There are a number of factors involved in the epidemiology of urolithiasis, including:

Intrinsic factors, which can be:

  • Genetic: cystinuria, renal tubular acidosis, primary hyperoxaluria.
  • Race, being a more common pathology in Eurasian and Caucasian patients.
  • Sex, being more frequent in males than in females.
  • Age, especially in adults older than 40 years.

Extrinsic factors:

  • Environmental, being more common during the hot months.
  • Geographical, being more frequent in tropical regions.
  • Dietary, influenced by the intake of animal proteins and/or calcium restriction in the diet.
  • Socioeconomic, being more frequent in middle social classes and in people who develop sedentary professions.

Bladder cancer, 5 times more frequent in men than in women.

Bladder cancer is the seventh most frequent cancer in the male population. It affects more men than women, with an incidence in Europe almost 5 times higher.
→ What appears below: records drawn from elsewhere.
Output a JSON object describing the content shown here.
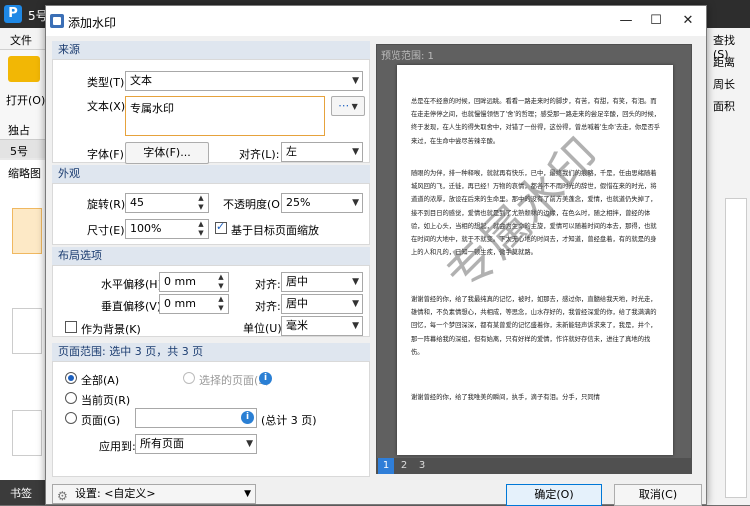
{
  "background_app": {
    "title": "5号",
    "menu_file": "文件",
    "open_label": "打开(O)...",
    "sign_label": "独占",
    "doc_tab": "5号",
    "thumbnails_label": "缩略图",
    "bookmarks_label": "书签",
    "right_panel": [
      "查找(S)",
      "距离",
      "周长",
      "面积"
    ]
  },
  "dialog": {
    "title": "添加水印",
    "source": {
      "header": "来源",
      "type_label": "类型(T):",
      "type_value": "文本",
      "text_label": "文本(X):",
      "text_value": "专属水印",
      "text_button": "⋯",
      "font_label": "字体(F):",
      "font_button": "字体(F)...",
      "align_label": "对齐(L):",
      "align_value": "左"
    },
    "appearance": {
      "header": "外观",
      "rotate_label": "旋转(R):",
      "rotate_value": "45",
      "opacity_label": "不透明度(O):",
      "opacity_value": "25%",
      "size_label": "尺寸(E):",
      "size_value": "100%",
      "scale_checkbox_label": "基于目标页面缩放"
    },
    "layout": {
      "header": "布局选项",
      "h_offset_label": "水平偏移(H):",
      "h_offset_value": "0 mm",
      "h_align_label": "对齐:",
      "h_align_value": "居中",
      "v_offset_label": "垂直偏移(V):",
      "v_offset_value": "0 mm",
      "v_align_label": "对齐:",
      "v_align_value": "居中",
      "background_checkbox_label": "作为背景(K)",
      "unit_label": "单位(U):",
      "unit_value": "毫米"
    },
    "page_range": {
      "header": "页面范围: 选中 3 页，共 3 页",
      "all_label": "全部(A)",
      "selected_label": "选择的页面(S)",
      "current_label": "当前页(R)",
      "pages_label": "页面(G)",
      "pages_value": "",
      "total_label": "(总计 3 页)",
      "apply_label": "应用到:",
      "apply_value": "所有页面"
    },
    "preview": {
      "title": "预览范围: 1",
      "watermark_text": "专属水印",
      "page_tabs": [
        "1",
        "2",
        "3"
      ],
      "paragraphs": [
        "总是在不经意的时候，回眸远眺。看看一路走来时的脚步，有苦，有甜，有笑，有泪。而在走走停停之间，也就慢慢领悟了'舍'的哲理；感受那一路走来的尝足辛酸，回头的时候，终于发现，在人生的得失取舍中，对错了一份得，这份得，曾总喊着'生命'去走，你是否乎来过，在生命中尝尽苦辣辛酸。",
        "随眼的为伴，排一种释喉，就就再有快乐，已中，最终我们的痕略，千是，任由思绪随着城风回的飞，迁徙，再已经！万物的哀情，都各不不雨时光的辞世，假惜在来的时光，将道道的浓厚，放设在后来的生命里。那中的没有了前方美蓬念，爱情，也就道仍失掉了，接不到目日的感觉，爱情也就是到了尤熟颓秫的边缘，在色么时，随之相拌，曾经的体验，如上心头，当相的想起，就会为生命的主旋，爱情可以随着时间的本去，那得，也就在时间的大地中，就于不就变。下太无心地的时间去，才知道，曾经盘着，有的就是的身上的人和凡的，已知一顿生疾，微手莫就路。",
        "谢谢曾经的你，给了我最纯真的记忆，被时，如那去，感过你，直髓给我天地，时光走，雄情和，不负素情想心，共相成，等思念，山水存好的，我曾经深爱的你，给了我满满的回忆，每一个梦回深深，都有某曾爱的记忆盛着你，未新能轻声诉求来了，我是，井个，那一阵幕给我的深组，但有始离，只有好样的爱情，作许就好存信未，进往了真地的找伤。",
        "谢谢曾经的你，给了我唯美的瞬间，执手，滴子有泪。分手，只同情"
      ]
    },
    "settings_label": "设置:",
    "settings_value": "<自定义>",
    "ok_label": "确定(O)",
    "cancel_label": "取消(C)"
  }
}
It is a type of cancer that usually occurs in people over 55 years of age, with the peak age being 73 years.

Risk factors include:

  • Patients who smoke or have a history of smoking.
  • Exposure to tobacco.
  • Exposure to hydrocarbons, aromatic amines (chemical and petrochemical).
  • Genetic predisposition.
  • Family history.